▶ Records supplied:
+ + + +

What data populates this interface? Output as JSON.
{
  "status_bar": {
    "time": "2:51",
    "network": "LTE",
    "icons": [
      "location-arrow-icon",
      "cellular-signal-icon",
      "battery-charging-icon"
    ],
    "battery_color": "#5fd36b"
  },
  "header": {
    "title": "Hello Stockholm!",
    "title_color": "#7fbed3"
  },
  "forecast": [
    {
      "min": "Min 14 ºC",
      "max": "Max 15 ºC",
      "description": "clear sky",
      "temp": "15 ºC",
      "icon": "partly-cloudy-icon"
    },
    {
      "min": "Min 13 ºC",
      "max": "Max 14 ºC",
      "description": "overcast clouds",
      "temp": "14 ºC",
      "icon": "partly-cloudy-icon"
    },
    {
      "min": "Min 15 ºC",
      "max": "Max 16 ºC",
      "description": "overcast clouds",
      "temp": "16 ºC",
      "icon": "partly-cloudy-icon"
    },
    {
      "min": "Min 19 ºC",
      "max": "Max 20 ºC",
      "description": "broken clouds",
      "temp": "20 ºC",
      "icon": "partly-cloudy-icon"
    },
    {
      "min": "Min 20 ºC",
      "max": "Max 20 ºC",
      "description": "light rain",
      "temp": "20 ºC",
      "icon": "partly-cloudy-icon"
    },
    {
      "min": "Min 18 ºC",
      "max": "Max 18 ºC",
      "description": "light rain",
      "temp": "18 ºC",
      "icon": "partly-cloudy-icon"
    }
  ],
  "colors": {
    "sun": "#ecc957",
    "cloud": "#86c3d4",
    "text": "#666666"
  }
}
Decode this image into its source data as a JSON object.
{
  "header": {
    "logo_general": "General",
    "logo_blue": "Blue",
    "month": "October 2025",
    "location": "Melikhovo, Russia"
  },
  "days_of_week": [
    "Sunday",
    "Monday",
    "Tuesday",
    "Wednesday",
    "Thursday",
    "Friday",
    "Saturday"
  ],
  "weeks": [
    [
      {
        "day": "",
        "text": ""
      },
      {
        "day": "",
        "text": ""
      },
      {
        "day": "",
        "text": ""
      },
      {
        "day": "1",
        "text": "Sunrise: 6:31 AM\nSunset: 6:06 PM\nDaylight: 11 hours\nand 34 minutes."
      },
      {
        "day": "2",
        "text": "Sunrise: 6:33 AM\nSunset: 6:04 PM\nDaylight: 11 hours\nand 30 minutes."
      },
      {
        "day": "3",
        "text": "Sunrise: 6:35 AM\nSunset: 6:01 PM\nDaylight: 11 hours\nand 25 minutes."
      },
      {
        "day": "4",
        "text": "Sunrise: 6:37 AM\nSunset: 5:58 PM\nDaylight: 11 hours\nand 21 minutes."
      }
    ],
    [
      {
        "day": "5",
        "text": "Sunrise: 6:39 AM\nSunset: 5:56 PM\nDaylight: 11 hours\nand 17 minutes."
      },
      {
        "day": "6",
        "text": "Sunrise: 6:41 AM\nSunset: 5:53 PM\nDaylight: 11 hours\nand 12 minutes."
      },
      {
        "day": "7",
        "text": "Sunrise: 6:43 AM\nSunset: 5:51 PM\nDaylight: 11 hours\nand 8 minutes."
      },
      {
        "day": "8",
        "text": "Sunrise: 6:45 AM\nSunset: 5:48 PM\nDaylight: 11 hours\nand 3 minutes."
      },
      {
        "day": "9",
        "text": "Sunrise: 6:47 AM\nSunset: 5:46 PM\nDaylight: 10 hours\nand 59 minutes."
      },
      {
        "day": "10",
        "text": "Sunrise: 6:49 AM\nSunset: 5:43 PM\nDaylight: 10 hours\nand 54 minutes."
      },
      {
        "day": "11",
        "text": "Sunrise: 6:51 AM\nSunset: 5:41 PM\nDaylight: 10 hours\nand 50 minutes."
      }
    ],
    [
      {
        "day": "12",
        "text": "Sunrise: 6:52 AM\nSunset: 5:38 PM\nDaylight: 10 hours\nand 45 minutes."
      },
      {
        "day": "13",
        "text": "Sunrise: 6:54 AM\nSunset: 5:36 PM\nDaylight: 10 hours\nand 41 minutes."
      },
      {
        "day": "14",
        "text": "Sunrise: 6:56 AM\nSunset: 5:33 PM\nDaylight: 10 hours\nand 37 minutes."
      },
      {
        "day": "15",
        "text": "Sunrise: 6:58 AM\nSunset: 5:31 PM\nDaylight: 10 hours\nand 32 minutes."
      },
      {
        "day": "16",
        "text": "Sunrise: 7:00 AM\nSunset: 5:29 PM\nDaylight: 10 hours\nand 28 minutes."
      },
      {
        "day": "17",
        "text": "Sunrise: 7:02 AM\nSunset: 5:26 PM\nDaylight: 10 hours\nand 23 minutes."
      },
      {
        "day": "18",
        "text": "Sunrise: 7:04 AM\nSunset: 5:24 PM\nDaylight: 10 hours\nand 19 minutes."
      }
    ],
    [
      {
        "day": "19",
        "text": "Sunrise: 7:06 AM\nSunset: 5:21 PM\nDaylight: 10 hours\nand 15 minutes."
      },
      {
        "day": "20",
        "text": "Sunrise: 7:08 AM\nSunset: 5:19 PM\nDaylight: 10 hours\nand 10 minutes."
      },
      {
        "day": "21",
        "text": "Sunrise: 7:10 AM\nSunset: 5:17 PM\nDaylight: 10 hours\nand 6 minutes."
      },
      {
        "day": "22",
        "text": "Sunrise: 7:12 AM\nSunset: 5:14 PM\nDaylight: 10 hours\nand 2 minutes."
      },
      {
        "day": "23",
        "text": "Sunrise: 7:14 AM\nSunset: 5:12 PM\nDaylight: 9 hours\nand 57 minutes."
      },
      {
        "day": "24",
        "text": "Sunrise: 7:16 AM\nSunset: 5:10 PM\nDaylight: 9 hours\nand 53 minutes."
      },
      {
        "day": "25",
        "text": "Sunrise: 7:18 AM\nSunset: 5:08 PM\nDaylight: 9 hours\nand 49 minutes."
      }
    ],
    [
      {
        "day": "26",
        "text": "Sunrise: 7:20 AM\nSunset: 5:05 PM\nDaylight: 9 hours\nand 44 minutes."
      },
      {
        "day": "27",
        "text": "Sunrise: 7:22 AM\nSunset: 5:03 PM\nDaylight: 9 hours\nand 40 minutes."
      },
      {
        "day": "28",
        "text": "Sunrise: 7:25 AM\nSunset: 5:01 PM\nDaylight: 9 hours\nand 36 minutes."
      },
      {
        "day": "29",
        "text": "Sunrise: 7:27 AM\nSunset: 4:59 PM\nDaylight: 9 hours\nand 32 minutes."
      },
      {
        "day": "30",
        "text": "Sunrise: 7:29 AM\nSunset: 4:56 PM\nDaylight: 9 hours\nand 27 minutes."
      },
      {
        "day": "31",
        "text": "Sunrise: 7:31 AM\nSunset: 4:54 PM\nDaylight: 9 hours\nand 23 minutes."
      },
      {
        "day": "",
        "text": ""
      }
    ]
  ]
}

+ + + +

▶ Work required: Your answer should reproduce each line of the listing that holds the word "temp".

▶ Response:
      "temp": "15 ºC",
      "temp": "14 ºC",
      "temp": "16 ºC",
      "temp": "20 ºC",
      "temp": "20 ºC",
      "temp": "18 ºC",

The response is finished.